| WORK TASK |
Copy each line below word for word and drop every image.

(Beginning of ENTRIES PROVIDED)

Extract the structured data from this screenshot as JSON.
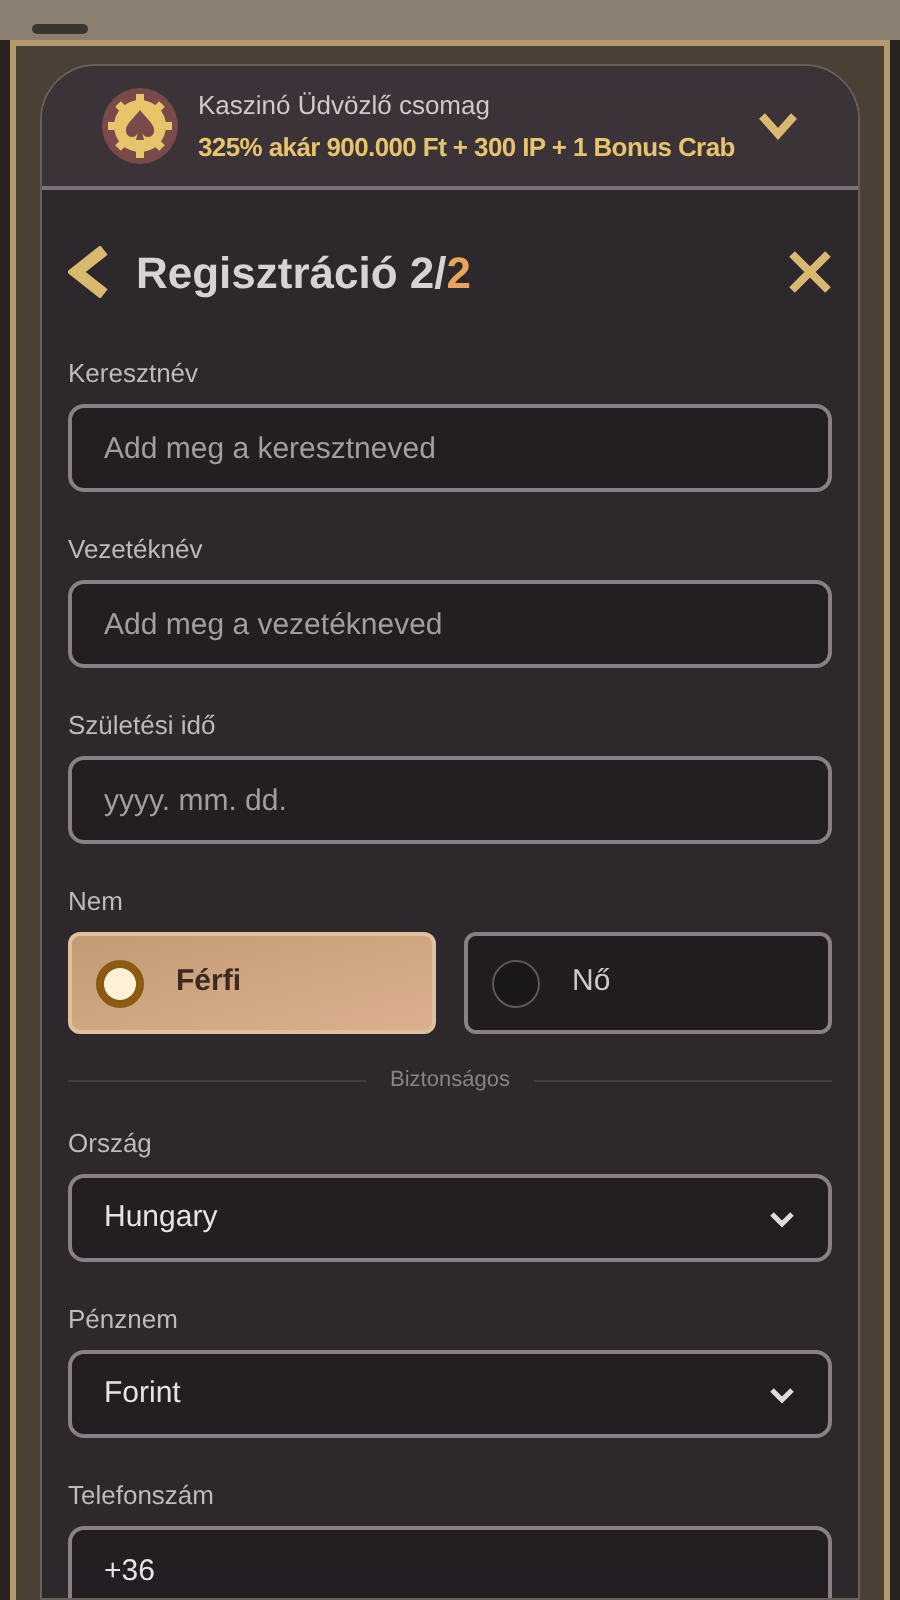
{
  "promo": {
    "title": "Kaszinó Üdvözlő csomag",
    "offer": "325% akár 900.000 Ft + 300 IP + 1 Bonus Crab"
  },
  "header": {
    "title": "Regisztráció 2/",
    "step": "2"
  },
  "fields": [
    {
      "kind": "text",
      "label": "Keresztnév",
      "placeholder": "Add meg a keresztneved"
    },
    {
      "kind": "text",
      "label": "Vezetéknév",
      "placeholder": "Add meg a vezetékneved"
    },
    {
      "kind": "text",
      "label": "Születési idő",
      "placeholder": "yyyy. mm. dd."
    },
    {
      "kind": "radio",
      "label": "Nem",
      "options": [
        {
          "label": "Férfi",
          "selected": true
        },
        {
          "label": "Nő",
          "selected": false
        }
      ]
    },
    {
      "kind": "divider",
      "label": "Biztonságos"
    },
    {
      "kind": "select",
      "label": "Ország",
      "value": "Hungary"
    },
    {
      "kind": "select",
      "label": "Pénznem",
      "value": "Forint"
    },
    {
      "kind": "text",
      "label": "Telefonszám",
      "value": "+36"
    }
  ]
}
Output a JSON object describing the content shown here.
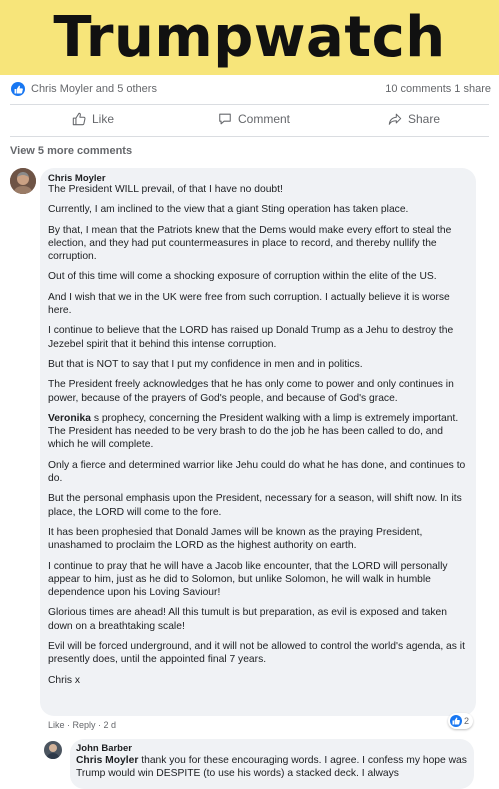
{
  "banner": {
    "title": "Trumpwatch"
  },
  "post_stats": {
    "reactors": "Chris Moyler and 5 others",
    "counts": "10 comments  1 share"
  },
  "actions": {
    "like": "Like",
    "comment": "Comment",
    "share": "Share"
  },
  "view_more": "View 5 more comments",
  "comment": {
    "author": "Chris Moyler",
    "paragraphs": [
      "The President WILL prevail, of that I have no doubt!",
      "Currently, I am inclined to the view that a giant Sting operation has taken place.",
      "By that, I mean that the Patriots knew that the Dems would make every effort to steal the election, and they had put countermeasures in place to record, and thereby nullify the corruption.",
      "Out of this time will come a shocking exposure of corruption within the elite of the US.",
      "And I wish that we in the UK were free from such corruption. I actually believe it is worse here.",
      "I continue to believe that the LORD has raised up Donald Trump as a Jehu to destroy the Jezebel spirit that it behind this intense corruption.",
      "But that is NOT to say that I put my confidence in men and in politics.",
      "The President freely acknowledges that he has only come to power and only continues in power, because of the prayers of God's people, and because of God's grace.",
      "s prophecy, concerning the President walking with a limp is extremely important. The President has needed to be very brash to do the job he has been called to do, and which he will complete.",
      "Only a fierce and determined warrior like Jehu could do what he has done, and continues to do.",
      "But the personal emphasis upon the President, necessary for a season, will shift now. In its place, the LORD will come to the fore.",
      "It has been prophesied that Donald James will be known as the praying President, unashamed to proclaim the LORD as the highest authority on earth.",
      "I continue to pray that he will have a Jacob like encounter, that the LORD will personally appear to him, just as he did to Solomon, but unlike Solomon, he will walk in humble dependence upon his Loving Saviour!",
      "Glorious times are ahead! All this tumult is but preparation, as evil is exposed and taken down on a breathtaking scale!",
      "Evil will be forced underground, and it will not be allowed to control the world's agenda, as it presently does, until the appointed final 7 years.",
      "Chris x"
    ],
    "mention": "Veronika",
    "meta": "Like · Reply · 2 d",
    "reaction_count": "2"
  },
  "reply": {
    "author": "John Barber",
    "mention": "Chris Moyler",
    "text": " thank you for these encouraging words. I agree. I confess my hope was Trump would win DESPITE (to use his words) a stacked deck. I always"
  },
  "colors": {
    "banner": "#f7e57a",
    "bubble": "#f0f2f5",
    "like_blue": "#1877f2"
  }
}
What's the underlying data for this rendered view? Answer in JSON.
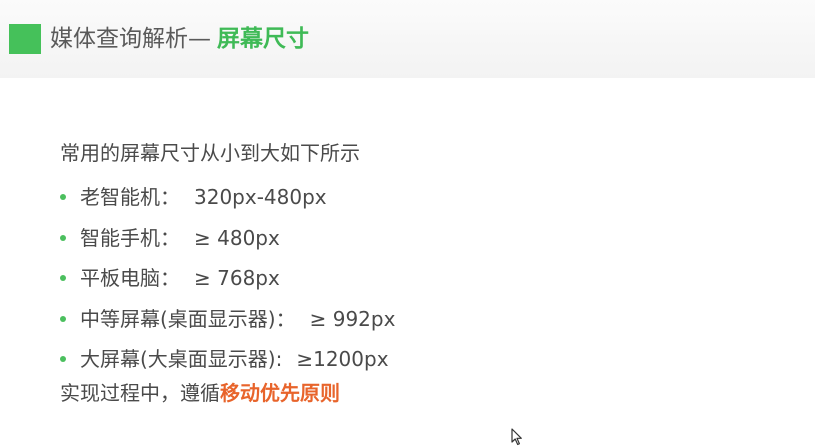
{
  "title": {
    "prefix": "媒体查询解析—",
    "highlight": "屏幕尺寸"
  },
  "content": {
    "intro": "常用的屏幕尺寸从小到大如下所示",
    "items": [
      {
        "label": "老智能机：",
        "value": "320px-480px"
      },
      {
        "label": "智能手机：",
        "value": "≥ 480px"
      },
      {
        "label": "平板电脑：",
        "value": "≥ 768px"
      },
      {
        "label": "中等屏幕(桌面显示器)：",
        "value": "≥ 992px"
      },
      {
        "label": "大屏幕(大桌面显示器):",
        "value": "≥1200px"
      }
    ],
    "footer_prefix": "实现过程中，遵循",
    "footer_highlight": "移动优先原则"
  },
  "colors": {
    "accent_green": "#45c15a",
    "highlight_orange": "#e8642b",
    "text": "#4a4a4a"
  },
  "icons": {
    "title_marker": "green-square-icon",
    "bullet": "green-dot-icon",
    "cursor": "mouse-pointer-icon"
  }
}
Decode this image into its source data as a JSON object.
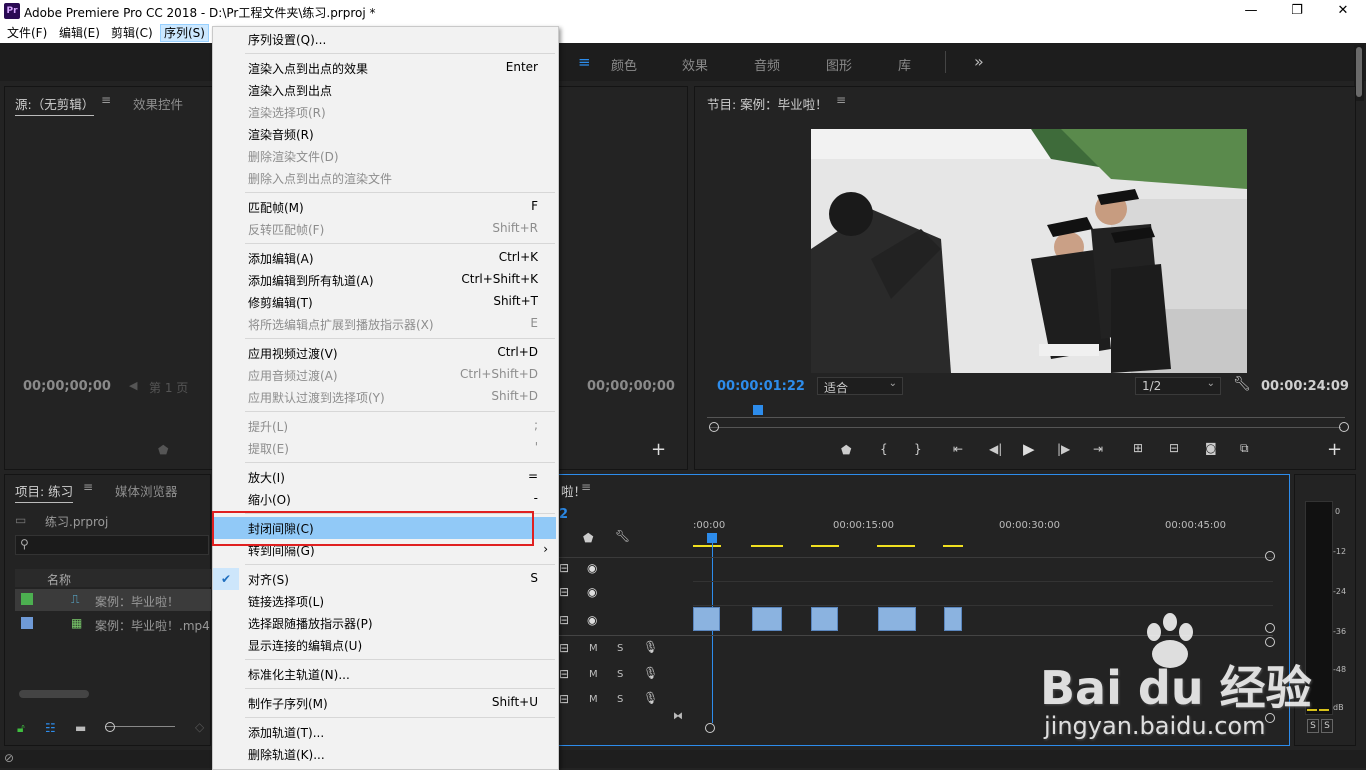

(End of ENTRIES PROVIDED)

| RESPONSE FOR THIS EXERCISE |
Extract the structured data from this screenshot as JSON.
{
  "promo": {
    "title": "Kaszinó Üdvözlő csomag",
    "offer": "325% akár 900.000 Ft + 300 IP + 1 Bonus Crab"
  },
  "header": {
    "title": "Regisztráció 2/",
    "step": "2"
  },
  "fields": [
    {
      "kind": "text",
      "label": "Keresztnév",
      "placeholder": "Add meg a keresztneved"
    },
    {
      "kind": "text",
      "label": "Vezetéknév",
      "placeholder": "Add meg a vezetékneved"
    },
    {
      "kind": "text",
      "label": "Születési idő",
      "placeholder": "yyyy. mm. dd."
    },
    {
      "kind": "radio",
      "label": "Nem",
      "options": [
        {
          "label": "Férfi",
          "selected": true
        },
        {
          "label": "Nő",
          "selected": false
        }
      ]
    },
    {
      "kind": "divider",
      "label": "Biztonságos"
    },
    {
      "kind": "select",
      "label": "Ország",
      "value": "Hungary"
    },
    {
      "kind": "select",
      "label": "Pénznem",
      "value": "Forint"
    },
    {
      "kind": "text",
      "label": "Telefonszám",
      "value": "+36"
    }
  ]
}
Output a JSON object describing the content shown here.
{
  "banner": {
    "title": "Trumpwatch"
  },
  "post_stats": {
    "reactors": "Chris Moyler and 5 others",
    "counts": "10 comments  1 share"
  },
  "actions": {
    "like": "Like",
    "comment": "Comment",
    "share": "Share"
  },
  "view_more": "View 5 more comments",
  "comment": {
    "author": "Chris Moyler",
    "paragraphs": [
      "The President WILL prevail, of that I have no doubt!",
      "Currently, I am inclined to the view that a giant Sting operation has taken place.",
      "By that, I mean that the Patriots knew that the Dems would make every effort to steal the election, and they had put countermeasures in place to record, and thereby nullify the corruption.",
      "Out of this time will come a shocking exposure of corruption within the elite of the US.",
      "And I wish that we in the UK were free from such corruption. I actually believe it is worse here.",
      "I continue to believe that the LORD has raised up Donald Trump as a Jehu to destroy the Jezebel spirit that it behind this intense corruption.",
      "But that is NOT to say that I put my confidence in men and in politics.",
      "The President freely acknowledges that he has only come to power and only continues in power, because of the prayers of God's people, and because of God's grace.",
      "s prophecy, concerning the President walking with a limp is extremely important. The President has needed to be very brash to do the job he has been called to do, and which he will complete.",
      "Only a fierce and determined warrior like Jehu could do what he has done, and continues to do.",
      "But the personal emphasis upon the President, necessary for a season, will shift now. In its place, the LORD will come to the fore.",
      "It has been prophesied that Donald James will be known as the praying President, unashamed to proclaim the LORD as the highest authority on earth.",
      "I continue to pray that he will have a Jacob like encounter, that the LORD will personally appear to him, just as he did to Solomon, but unlike Solomon, he will walk in humble dependence upon his Loving Saviour!",
      "Glorious times are ahead! All this tumult is but preparation, as evil is exposed and taken down on a breathtaking scale!",
      "Evil will be forced underground, and it will not be allowed to control the world's agenda, as it presently does, until the appointed final 7 years.",
      "Chris x"
    ],
    "mention": "Veronika",
    "meta": "Like · Reply · 2 d",
    "reaction_count": "2"
  },
  "reply": {
    "author": "John Barber",
    "mention": "Chris Moyler",
    "text": " thank you for these encouraging words. I agree. I confess my hope was Trump would win DESPITE (to use his words) a stacked deck. I always"
  },
  "colors": {
    "banner": "#f7e57a",
    "bubble": "#f0f2f5",
    "like_blue": "#1877f2"
  }
}
What's the underlying data for this rendered view? Answer in JSON.
{
  "title": {
    "prefix": "媒体查询解析—",
    "highlight": "屏幕尺寸"
  },
  "content": {
    "intro": "常用的屏幕尺寸从小到大如下所示",
    "items": [
      {
        "label": "老智能机：",
        "value": "320px-480px"
      },
      {
        "label": "智能手机：",
        "value": "≥ 480px"
      },
      {
        "label": "平板电脑：",
        "value": "≥ 768px"
      },
      {
        "label": "中等屏幕(桌面显示器)：",
        "value": "≥ 992px"
      },
      {
        "label": "大屏幕(大桌面显示器):",
        "value": "≥1200px"
      }
    ],
    "footer_prefix": "实现过程中，遵循",
    "footer_highlight": "移动优先原则"
  },
  "colors": {
    "accent_green": "#45c15a",
    "highlight_orange": "#e8642b",
    "text": "#4a4a4a"
  },
  "icons": {
    "title_marker": "green-square-icon",
    "bullet": "green-dot-icon",
    "cursor": "mouse-pointer-icon"
  }
}
Decode this image into its source data as a JSON object.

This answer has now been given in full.